SL looking to become 100% dependent on renewable energy by 2030February 10, 2016, 6:22 pm
by Sanath Nanayakkare
SAARC Energy Regulators pose for a photgraph at the Hilton, Colombo on Monday
The power and energy sector of Sri Lanka is looking forward to an energy self-sufficient nation by 2030.We are looking to increase the share of electricity generation from renewable energy sources from 50 percent in 2014 to 60 percent by 2020, and finally hope to meet the total demand from renewable and other indigenous energy resources by 2030, M.I.M. Rafeek, Secretary to the Ministry of National Policies and Economic Affairs said in Colombo on Monday.
The Secretary made this comment at the 2nd meeting of SAARC Energy Regulators at the Hilton, Colombo where high commissioners and representative officials from the High Commissions of India, Pakistan, Bangladesh, Afghanistan, Nepal and Maldives took part in.
The alliance of Energy Regulators of SAARC countries underline the need for strengthening the cooperation for accelerated economic growth and improving the quality of the life of the people of South Asia..
Participants at the forum also represented Energy Regulatory Bodies of SAARC countries, officials from South Asia Regional initiatives for SAARC countries, officials from South Asia Regional Initiatives for Energy Integration (SARI/IE), Asian Development Bank, Ministry of Power and Renewable Energy and Petroleum Resources Development, Public Utilities Commission of Sri Lanka (PUCSL) and a number of other government bodies.
Speaking further the Secretary said, "It's encouraging to see increasing corporation among our countries because our internal partnership will help overcome our core issues such as sustainable energy production and distribution. Nowhere in the world are collective efforts more urgent than in South Asia and nowhere else is it so modest".
"SAARC member countries are burdened with the serious challenge of improving the quality of life of people. Electricity is shown as one of the lowest per capita consumption utility. It is the responsibility of the Energy Regulators to explore the avenues of overcoming these situations".
"Big or small, we face the same challenges in our long journey towards wider development and we need to work in unison to achieve that. That was the vision and aspiration that brought us together as SAARC 30 years ago. We have an agreement, an institution or a frame work of corporation in every field".
"India and Bangladesh have deepened their links through rail, road, power and transit. India and Nepal have started a new era of cooperation in their energy sector and India and Bhutan are making those ties stronger by the day. Meanwhile, Sri Lanka and India are keen to boost trade through a Free Trade Agreement".
"Infrastructure is our regions greatest weakness and it's the most pressing need and one common challenge to all counties in our region. The electricity corporation in the region includes sharing of cross border infrastructure, regional power production, encouraging and enhancing fair competition across regional markets'.

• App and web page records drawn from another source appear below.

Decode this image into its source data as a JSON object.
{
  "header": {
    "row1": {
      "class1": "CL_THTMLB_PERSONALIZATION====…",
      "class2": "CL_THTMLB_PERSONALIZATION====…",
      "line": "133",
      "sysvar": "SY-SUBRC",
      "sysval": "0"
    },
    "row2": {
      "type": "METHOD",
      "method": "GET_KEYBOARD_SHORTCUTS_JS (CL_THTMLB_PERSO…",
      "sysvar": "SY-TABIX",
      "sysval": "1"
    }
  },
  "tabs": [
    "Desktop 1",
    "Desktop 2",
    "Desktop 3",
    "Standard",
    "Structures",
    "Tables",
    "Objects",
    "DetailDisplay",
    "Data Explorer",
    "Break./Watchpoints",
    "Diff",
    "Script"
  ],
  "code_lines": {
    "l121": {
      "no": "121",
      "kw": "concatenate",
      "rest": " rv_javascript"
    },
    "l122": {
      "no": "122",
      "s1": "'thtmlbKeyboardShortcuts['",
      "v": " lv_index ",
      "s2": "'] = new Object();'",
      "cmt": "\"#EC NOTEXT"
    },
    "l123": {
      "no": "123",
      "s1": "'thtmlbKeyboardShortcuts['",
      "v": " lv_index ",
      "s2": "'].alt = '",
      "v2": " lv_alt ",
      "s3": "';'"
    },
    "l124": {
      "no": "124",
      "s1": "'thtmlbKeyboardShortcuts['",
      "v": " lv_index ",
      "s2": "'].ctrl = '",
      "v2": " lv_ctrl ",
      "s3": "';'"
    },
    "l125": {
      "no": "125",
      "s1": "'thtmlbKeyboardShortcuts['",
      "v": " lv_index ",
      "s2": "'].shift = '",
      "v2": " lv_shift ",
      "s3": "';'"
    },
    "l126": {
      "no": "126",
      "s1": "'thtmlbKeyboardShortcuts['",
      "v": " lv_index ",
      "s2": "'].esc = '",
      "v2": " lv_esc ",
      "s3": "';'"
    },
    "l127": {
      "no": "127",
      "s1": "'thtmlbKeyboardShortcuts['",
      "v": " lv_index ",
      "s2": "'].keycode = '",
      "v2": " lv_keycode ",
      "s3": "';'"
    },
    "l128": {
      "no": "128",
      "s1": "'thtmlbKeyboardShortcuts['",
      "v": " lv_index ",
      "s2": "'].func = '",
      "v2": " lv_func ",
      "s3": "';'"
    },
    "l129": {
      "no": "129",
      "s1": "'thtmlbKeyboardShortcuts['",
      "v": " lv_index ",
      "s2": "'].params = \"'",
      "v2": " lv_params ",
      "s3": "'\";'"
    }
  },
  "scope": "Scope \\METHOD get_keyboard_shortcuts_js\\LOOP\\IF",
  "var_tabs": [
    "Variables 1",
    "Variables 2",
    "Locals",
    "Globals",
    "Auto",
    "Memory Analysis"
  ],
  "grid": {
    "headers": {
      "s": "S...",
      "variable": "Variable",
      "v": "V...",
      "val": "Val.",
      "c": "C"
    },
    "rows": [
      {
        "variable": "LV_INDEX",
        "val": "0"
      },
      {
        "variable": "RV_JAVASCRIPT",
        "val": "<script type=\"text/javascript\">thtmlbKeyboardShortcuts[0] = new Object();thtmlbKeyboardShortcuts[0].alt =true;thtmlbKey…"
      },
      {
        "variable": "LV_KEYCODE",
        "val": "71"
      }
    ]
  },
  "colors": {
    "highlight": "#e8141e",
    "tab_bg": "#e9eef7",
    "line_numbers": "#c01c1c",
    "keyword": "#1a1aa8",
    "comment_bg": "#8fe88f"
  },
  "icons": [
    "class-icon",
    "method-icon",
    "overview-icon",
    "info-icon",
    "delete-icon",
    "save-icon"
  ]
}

"Formulation of the SAARC Energy Regulators forum is a backdrop of SAARC frame work agreement for energy capacity as SAARC is going to create a Market of Electricity. We also observe a growing corporation; especially in the area of energy and gradually concreting its shape. It's important that all governments should provide great support to the market players in energy sector and the regulators can play a vital and significant role in this scenario".
Last Updated Sep 26 2016 | 10:17 pm